But it is possible not to take up the offer - not to repent, not to believe. If we refuse God's love, we will face his judgment - there is no other option. The plea of God's love is "that whoever believes in [his Son] shall not perish but have eternal life" (Jn 3.16).
That's why, when things are bad and judgment is inevitable, it is possible for those who humbly believe and trust in God to "be glad and rejoice with all your heart" (Zeph. 3.14).
Humanly speaking, for those who cared about the state of their nation, things looked grim - with every reason to be afraid of what might happen next. But the Lord's word comes with assurance - "The Lord, the King of Israel, is with you; never again will you fear any harm Do not fear, O Zion; do not let your hands hang limp. The Lord your God is with you, he is mighty to save. He will take great delight in you, he will quiet you with his love, he will rejoice over you with singing" (vv. 15b,16b,17). Did you hear that repeated message? - The Lord is with you! Don't be afraid!
And in our changing world, we wonder what will happen next - the directions our society, nation and world are taking. Some sort of Armageddon looks more and more possible in the future - not just scare-mongering any more.
Into this world Jesus came - and comes - the Immanuel ("God with us"). He came "to save his people from their sins" (Mt. 1.21). He called on all his hearers to "repent and believe the good news" (Mk 1.15). Again and again, he told his followers, "Don't be afraid!" (as in Lk 5.10; 8.50; 12.4,7,32).

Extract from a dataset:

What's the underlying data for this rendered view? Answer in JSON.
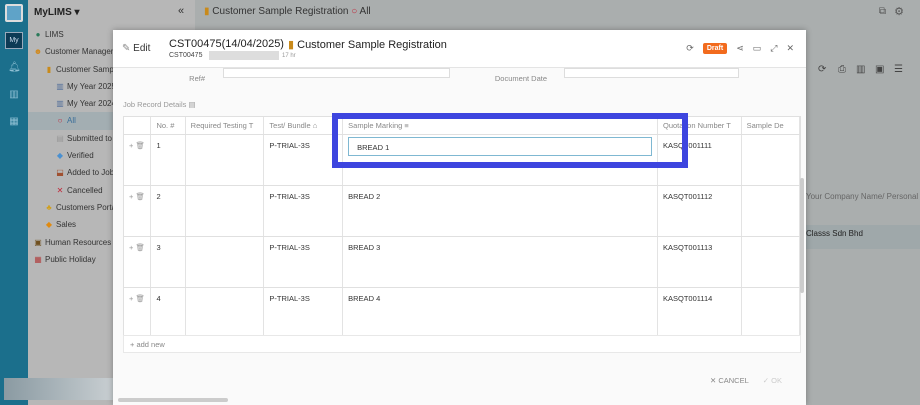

That's not pretending that things are better than they seem. It is a confidence we have because the Lord - the God of love who has made us the way of salvation - is with us!
So - let us be glad and rejoice!